Items from a dataset:
┌──
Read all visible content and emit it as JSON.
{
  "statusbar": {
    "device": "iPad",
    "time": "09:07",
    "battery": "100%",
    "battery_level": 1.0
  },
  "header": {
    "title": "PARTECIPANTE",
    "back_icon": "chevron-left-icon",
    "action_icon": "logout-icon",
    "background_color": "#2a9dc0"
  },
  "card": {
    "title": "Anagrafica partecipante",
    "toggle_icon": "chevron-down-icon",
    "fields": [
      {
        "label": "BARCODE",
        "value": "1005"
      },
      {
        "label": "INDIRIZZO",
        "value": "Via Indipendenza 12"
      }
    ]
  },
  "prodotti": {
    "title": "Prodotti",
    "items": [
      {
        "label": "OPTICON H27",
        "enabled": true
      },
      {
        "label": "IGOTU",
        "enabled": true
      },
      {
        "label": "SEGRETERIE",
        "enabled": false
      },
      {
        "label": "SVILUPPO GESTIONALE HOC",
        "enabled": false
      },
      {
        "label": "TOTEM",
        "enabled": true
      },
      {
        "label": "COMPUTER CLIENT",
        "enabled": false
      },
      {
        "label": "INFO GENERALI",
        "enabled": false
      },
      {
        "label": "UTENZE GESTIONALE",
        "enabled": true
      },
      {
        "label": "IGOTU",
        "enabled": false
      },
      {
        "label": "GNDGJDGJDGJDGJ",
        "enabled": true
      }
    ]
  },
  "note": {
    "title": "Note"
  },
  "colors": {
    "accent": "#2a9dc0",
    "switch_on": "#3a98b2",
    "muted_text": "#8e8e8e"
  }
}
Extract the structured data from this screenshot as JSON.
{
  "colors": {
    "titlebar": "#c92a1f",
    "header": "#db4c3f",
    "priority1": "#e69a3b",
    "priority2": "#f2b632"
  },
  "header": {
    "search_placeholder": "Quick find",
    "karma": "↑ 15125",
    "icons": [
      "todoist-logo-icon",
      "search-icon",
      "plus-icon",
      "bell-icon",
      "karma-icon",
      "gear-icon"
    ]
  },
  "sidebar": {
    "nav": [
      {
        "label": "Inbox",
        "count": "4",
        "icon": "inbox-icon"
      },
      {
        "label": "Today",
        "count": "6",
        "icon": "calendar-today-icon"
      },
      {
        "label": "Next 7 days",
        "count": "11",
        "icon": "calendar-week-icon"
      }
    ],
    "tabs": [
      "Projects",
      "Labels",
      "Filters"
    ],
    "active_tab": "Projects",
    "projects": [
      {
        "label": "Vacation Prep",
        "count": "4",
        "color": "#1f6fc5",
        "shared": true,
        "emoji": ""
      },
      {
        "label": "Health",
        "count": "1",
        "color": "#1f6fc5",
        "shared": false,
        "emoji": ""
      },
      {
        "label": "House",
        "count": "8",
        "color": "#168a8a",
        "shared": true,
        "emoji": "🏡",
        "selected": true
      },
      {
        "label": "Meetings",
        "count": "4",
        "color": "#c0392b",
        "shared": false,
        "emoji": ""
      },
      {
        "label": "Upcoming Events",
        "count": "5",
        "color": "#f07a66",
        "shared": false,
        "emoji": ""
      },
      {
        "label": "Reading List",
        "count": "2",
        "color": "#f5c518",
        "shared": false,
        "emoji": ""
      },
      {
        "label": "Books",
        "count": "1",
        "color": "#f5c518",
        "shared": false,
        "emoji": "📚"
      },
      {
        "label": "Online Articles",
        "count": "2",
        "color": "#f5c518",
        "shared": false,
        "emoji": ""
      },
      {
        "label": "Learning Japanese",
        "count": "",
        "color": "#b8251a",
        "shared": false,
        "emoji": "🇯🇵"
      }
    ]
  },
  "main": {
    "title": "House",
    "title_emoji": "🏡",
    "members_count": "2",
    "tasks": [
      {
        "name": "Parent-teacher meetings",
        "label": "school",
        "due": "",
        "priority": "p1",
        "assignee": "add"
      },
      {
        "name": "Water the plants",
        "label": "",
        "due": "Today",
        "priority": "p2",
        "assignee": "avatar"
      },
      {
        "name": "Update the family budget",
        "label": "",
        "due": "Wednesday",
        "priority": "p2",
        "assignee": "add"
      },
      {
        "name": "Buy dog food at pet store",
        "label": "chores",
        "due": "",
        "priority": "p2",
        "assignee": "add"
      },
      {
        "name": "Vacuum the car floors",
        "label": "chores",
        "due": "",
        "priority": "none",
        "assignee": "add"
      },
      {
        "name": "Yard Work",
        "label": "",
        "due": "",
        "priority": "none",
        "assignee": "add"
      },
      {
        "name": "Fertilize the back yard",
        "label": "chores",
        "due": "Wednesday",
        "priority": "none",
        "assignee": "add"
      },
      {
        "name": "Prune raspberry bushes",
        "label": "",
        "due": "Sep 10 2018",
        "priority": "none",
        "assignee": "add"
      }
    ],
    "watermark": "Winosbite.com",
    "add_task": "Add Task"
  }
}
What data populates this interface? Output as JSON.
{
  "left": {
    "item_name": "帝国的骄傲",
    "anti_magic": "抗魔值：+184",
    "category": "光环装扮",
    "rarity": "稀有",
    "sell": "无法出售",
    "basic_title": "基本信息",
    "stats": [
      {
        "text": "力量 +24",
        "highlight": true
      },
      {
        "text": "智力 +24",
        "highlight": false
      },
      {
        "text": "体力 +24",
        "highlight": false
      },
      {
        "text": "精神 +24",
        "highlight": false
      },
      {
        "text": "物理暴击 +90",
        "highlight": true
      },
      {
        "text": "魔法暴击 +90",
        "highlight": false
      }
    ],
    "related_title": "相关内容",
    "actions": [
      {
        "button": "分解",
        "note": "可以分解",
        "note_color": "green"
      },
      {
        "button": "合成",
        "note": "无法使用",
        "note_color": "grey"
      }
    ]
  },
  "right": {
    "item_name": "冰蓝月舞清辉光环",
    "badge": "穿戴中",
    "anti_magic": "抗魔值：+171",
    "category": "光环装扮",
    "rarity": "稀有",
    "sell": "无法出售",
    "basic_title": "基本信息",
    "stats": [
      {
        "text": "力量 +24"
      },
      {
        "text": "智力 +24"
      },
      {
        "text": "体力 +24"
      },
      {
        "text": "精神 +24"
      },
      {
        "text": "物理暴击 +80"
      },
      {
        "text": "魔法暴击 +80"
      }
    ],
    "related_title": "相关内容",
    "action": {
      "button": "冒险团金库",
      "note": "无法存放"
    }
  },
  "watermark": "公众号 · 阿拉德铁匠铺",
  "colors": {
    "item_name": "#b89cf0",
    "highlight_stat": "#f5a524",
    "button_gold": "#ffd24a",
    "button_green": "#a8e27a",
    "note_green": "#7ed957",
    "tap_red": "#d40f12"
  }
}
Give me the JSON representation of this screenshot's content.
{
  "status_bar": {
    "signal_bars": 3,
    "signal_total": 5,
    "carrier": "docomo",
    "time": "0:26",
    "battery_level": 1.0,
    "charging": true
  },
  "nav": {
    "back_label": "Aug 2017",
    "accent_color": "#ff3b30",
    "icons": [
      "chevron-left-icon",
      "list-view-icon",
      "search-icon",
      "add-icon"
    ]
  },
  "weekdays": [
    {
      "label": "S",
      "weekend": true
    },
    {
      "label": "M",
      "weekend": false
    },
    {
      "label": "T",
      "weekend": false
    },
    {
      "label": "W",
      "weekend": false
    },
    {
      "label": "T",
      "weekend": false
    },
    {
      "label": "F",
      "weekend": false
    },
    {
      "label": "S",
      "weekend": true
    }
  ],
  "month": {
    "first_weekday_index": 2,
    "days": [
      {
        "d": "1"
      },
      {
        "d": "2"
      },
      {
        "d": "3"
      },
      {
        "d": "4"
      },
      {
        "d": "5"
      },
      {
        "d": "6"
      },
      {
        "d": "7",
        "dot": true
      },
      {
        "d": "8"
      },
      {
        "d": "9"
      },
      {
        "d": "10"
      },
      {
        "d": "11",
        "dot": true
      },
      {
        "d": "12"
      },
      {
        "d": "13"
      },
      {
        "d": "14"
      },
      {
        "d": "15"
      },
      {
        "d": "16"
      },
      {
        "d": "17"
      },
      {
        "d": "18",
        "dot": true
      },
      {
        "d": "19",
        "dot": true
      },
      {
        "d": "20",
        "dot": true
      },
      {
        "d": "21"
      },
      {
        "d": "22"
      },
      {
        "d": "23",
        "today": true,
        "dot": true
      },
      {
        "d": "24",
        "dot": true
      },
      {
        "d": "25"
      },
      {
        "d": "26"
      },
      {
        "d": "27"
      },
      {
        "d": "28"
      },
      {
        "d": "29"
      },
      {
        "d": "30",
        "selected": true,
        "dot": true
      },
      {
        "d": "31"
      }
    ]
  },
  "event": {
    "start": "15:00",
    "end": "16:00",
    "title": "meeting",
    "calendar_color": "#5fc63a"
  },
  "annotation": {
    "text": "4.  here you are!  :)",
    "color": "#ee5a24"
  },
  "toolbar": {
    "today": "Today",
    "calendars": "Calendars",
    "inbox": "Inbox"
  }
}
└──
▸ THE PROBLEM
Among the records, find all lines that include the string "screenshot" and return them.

▸ EXERCISE RESPONSE
Extract the structured data from this screenshot as JSON.
Give me the JSON representation of this screenshot's content.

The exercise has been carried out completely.